Some important items are commonly missed in FOCUS ON ENERGY® incentive application for DIY attic insulation and air sealing. Here are some tips to help you complete your project safely and receive the incentive:
Heat Sources (Chimney)
Recessed lights, metal flue pipes (furnaces, boilers, water heaters and dryer vents), masonry chimneys, cooking stove/range hood exhaust vents and exhaust fans with heat lamps/electric heaters all have the potential to become hot and start a fire if they make contact with certain materials. For instructions on the proper way to safely insulate heat sources, refer to our Installation Guide.
Building codes usually require 3 inches of clearance from metal flues and masonry chimneys to any combustible material including insulation. Not having the required non-combustible material and/or clearance is a safety hazard for you and may create problems when selling or insuring your home.
In the winter, air leaking from the home brings heat and moisture into the attic. Most insulation won’t stop leaks and the air can create serious comfort and durability issues, like ice dams. Be sure to always air seal first.
Fan Duct Work
Bathroom and kitchen exhaust fans are important for removing moisture and indoor air contaminants out of the home, especially once proper air sealing is completed.
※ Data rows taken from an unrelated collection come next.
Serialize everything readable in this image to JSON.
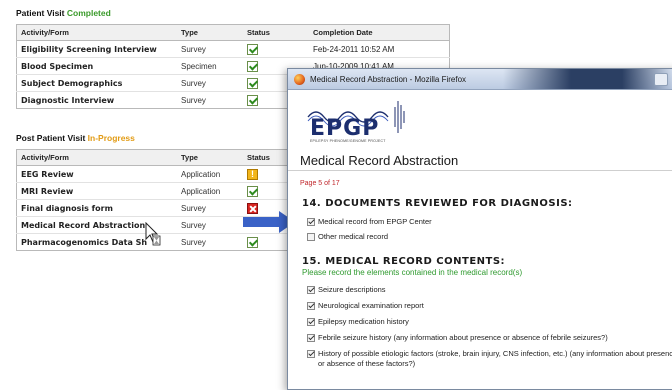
{
  "patient_visit": {
    "title_prefix": "Patient Visit",
    "title_status": "Completed",
    "headers": [
      "Activity/Form",
      "Type",
      "Status",
      "Completion Date"
    ],
    "rows": [
      {
        "name": "Eligibility Screening Interview",
        "type": "Survey",
        "status": "complete",
        "date": "Feb-24-2011 10:52 AM"
      },
      {
        "name": "Blood Specimen",
        "type": "Specimen",
        "status": "complete",
        "date": "Jun-10-2009 10:41 AM"
      },
      {
        "name": "Subject Demographics",
        "type": "Survey",
        "status": "complete",
        "date": ""
      },
      {
        "name": "Diagnostic Interview",
        "type": "Survey",
        "status": "complete",
        "date": ""
      }
    ]
  },
  "post_patient_visit": {
    "title_prefix": "Post Patient Visit",
    "title_status": "In-Progress",
    "headers": [
      "Activity/Form",
      "Type",
      "Status"
    ],
    "rows": [
      {
        "name": "EEG Review",
        "type": "Application",
        "status": "warning"
      },
      {
        "name": "MRI Review",
        "type": "Application",
        "status": "complete"
      },
      {
        "name": "Final diagnosis form",
        "type": "Survey",
        "status": "incomplete"
      },
      {
        "name": "Medical Record Abstraction",
        "type": "Survey",
        "status": "none"
      },
      {
        "name": "Pharmacogenomics Data Sh",
        "type": "Survey",
        "status": "complete"
      }
    ]
  },
  "popup": {
    "window_title": "Medical Record Abstraction - Mozilla Firefox",
    "logo_text": "EPGP",
    "logo_subtitle": "EPILEPSY PHENOME/GENOME PROJECT",
    "heading": "Medical Record Abstraction",
    "page_indicator": "Page 5 of 17",
    "section14": {
      "title": "14.  DOCUMENTS REVIEWED FOR DIAGNOSIS:",
      "options": [
        {
          "label": "Medical record from EPGP Center",
          "checked": true
        },
        {
          "label": "Other medical record",
          "checked": false
        }
      ]
    },
    "section15": {
      "title": "15.  MEDICAL RECORD CONTENTS:",
      "subtitle": "Please record the elements contained in the medical record(s)",
      "options": [
        {
          "label": "Seizure descriptions",
          "checked": true
        },
        {
          "label": "Neurological examination report",
          "checked": true
        },
        {
          "label": "Epilepsy medication history",
          "checked": true
        },
        {
          "label": "Febrile seizure history (any information about presence or absence of febrile seizures?)",
          "checked": true
        },
        {
          "label": "History of possible etiologic factors (stroke, brain injury, CNS infection, etc.) (any information about presence or absence of these factors?)",
          "checked": true
        }
      ]
    }
  },
  "colors": {
    "completed": "#3a9a2a",
    "in_progress": "#e29b14",
    "arrow": "#3a62c7",
    "page_indicator": "#c0262b"
  }
}
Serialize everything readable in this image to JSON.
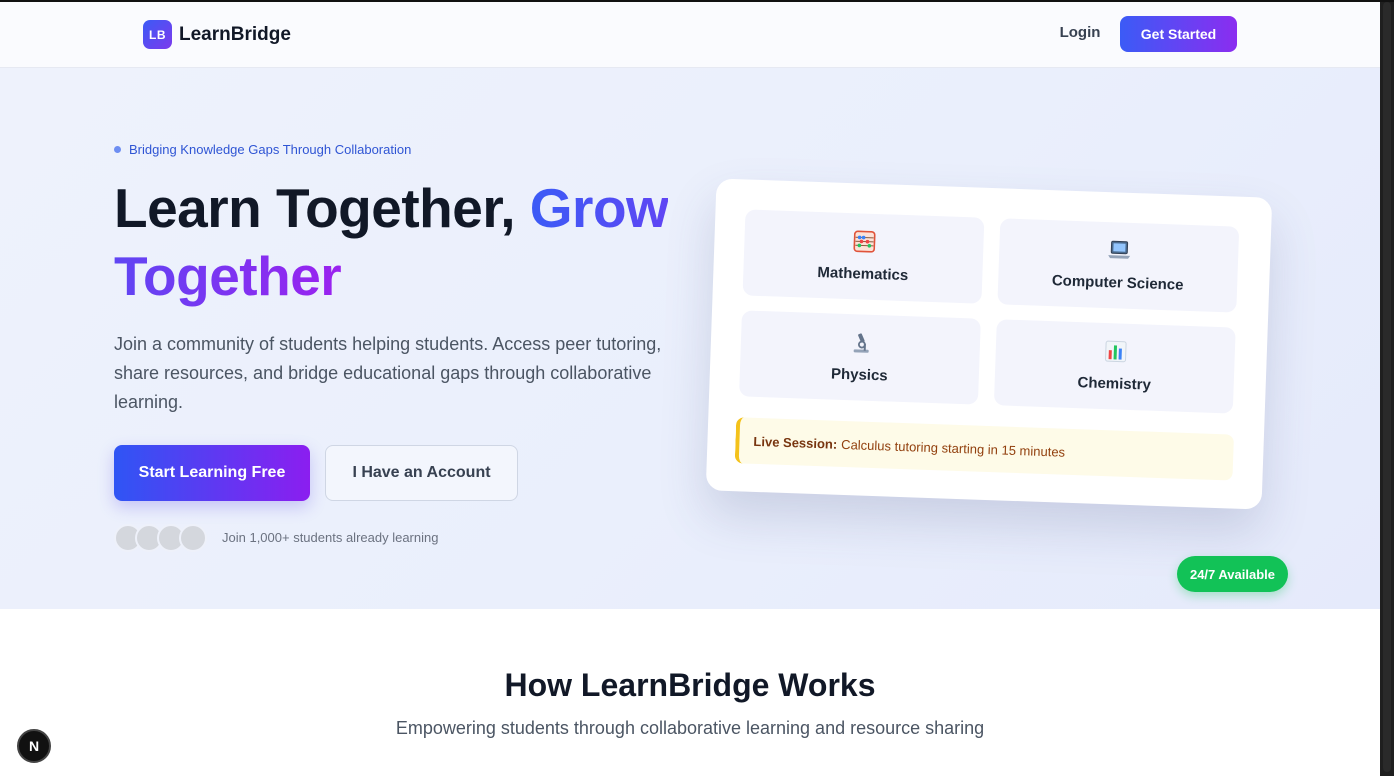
{
  "header": {
    "logo_badge": "LB",
    "logo_text": "LearnBridge",
    "login_label": "Login",
    "get_started_label": "Get Started"
  },
  "hero": {
    "tagline": "Bridging Knowledge Gaps Through Collaboration",
    "title_part1": "Learn Together, ",
    "title_part2": "Grow Together",
    "description": "Join a community of students helping students. Access peer tutoring, share resources, and bridge educational gaps through collaborative learning.",
    "primary_button": "Start Learning Free",
    "secondary_button": "I Have an Account",
    "social_proof": "Join 1,000+ students already learning"
  },
  "card": {
    "subjects": [
      {
        "label": "Mathematics",
        "icon": "abacus-icon"
      },
      {
        "label": "Computer Science",
        "icon": "laptop-icon"
      },
      {
        "label": "Physics",
        "icon": "microscope-icon"
      },
      {
        "label": "Chemistry",
        "icon": "bar-chart-icon"
      }
    ],
    "live_label": "Live Session:",
    "live_text": "Calculus tutoring starting in 15 minutes"
  },
  "availability_badge": "24/7 Available",
  "how": {
    "title": "How LearnBridge Works",
    "subtitle": "Empowering students through collaborative learning and resource sharing"
  },
  "dev_badge": "N",
  "colors": {
    "accent_blue": "#3b5bf6",
    "accent_purple": "#8b2df0",
    "success_green": "#12c257",
    "live_yellow": "#f4c21b"
  }
}
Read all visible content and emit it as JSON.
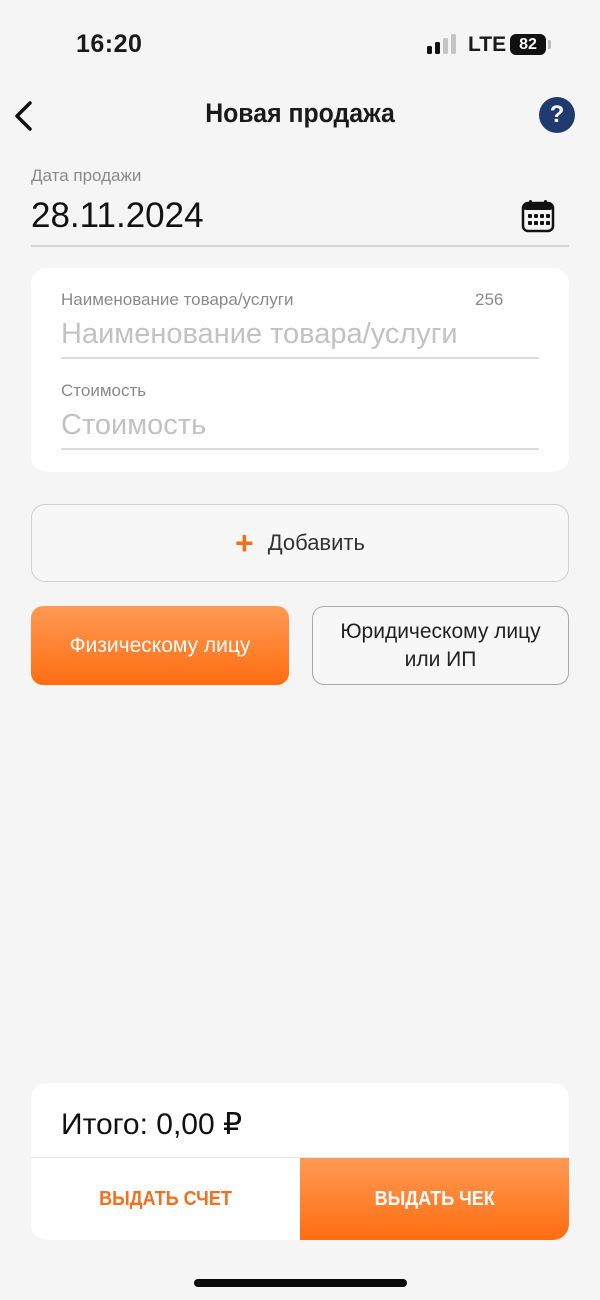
{
  "status_bar": {
    "time": "16:20",
    "network": "LTE",
    "battery": "82"
  },
  "nav": {
    "title": "Новая продажа",
    "help_label": "?"
  },
  "sale_date": {
    "label": "Дата продажи",
    "value": "28.11.2024"
  },
  "item": {
    "name_label": "Наименование товара/услуги",
    "name_counter": "256",
    "name_placeholder": "Наименование товара/услуги",
    "name_value": "",
    "price_label": "Стоимость",
    "price_placeholder": "Стоимость",
    "price_value": ""
  },
  "add_button": {
    "icon": "plus-icon",
    "label": "Добавить"
  },
  "client_type": {
    "individual_label": "Физическому лицу",
    "legal_label": "Юридическому лицу или ИП",
    "selected": "individual"
  },
  "summary": {
    "total": "Итого: 0,00 ₽",
    "invoice_label": "ВЫДАТЬ СЧЕТ",
    "receipt_label": "ВЫДАТЬ ЧЕК"
  },
  "colors": {
    "accent": "#ff6d10",
    "help_button": "#1e3a6e",
    "background": "#f5f5f5"
  }
}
Unfortunately, excessive or twisted ductwork can prevent fans from proper operation. When installing an exhaust fan:
- Make sure the fan is securely connected and the duct is as short and straight as possible.
- Duct work should be mechanically fastened along its length and to both the fan and the exterior exhaust port.
- If you must curve your duct work, be sure curves are gentle and not sharp zigzags.
- Use rigid metal duct whenever possible.
- Insulate the duct to at least R8.
- Make sure the fan is vented outside the home, and not into the attic or out to the eave, the overhanging area of the outer edge of your home.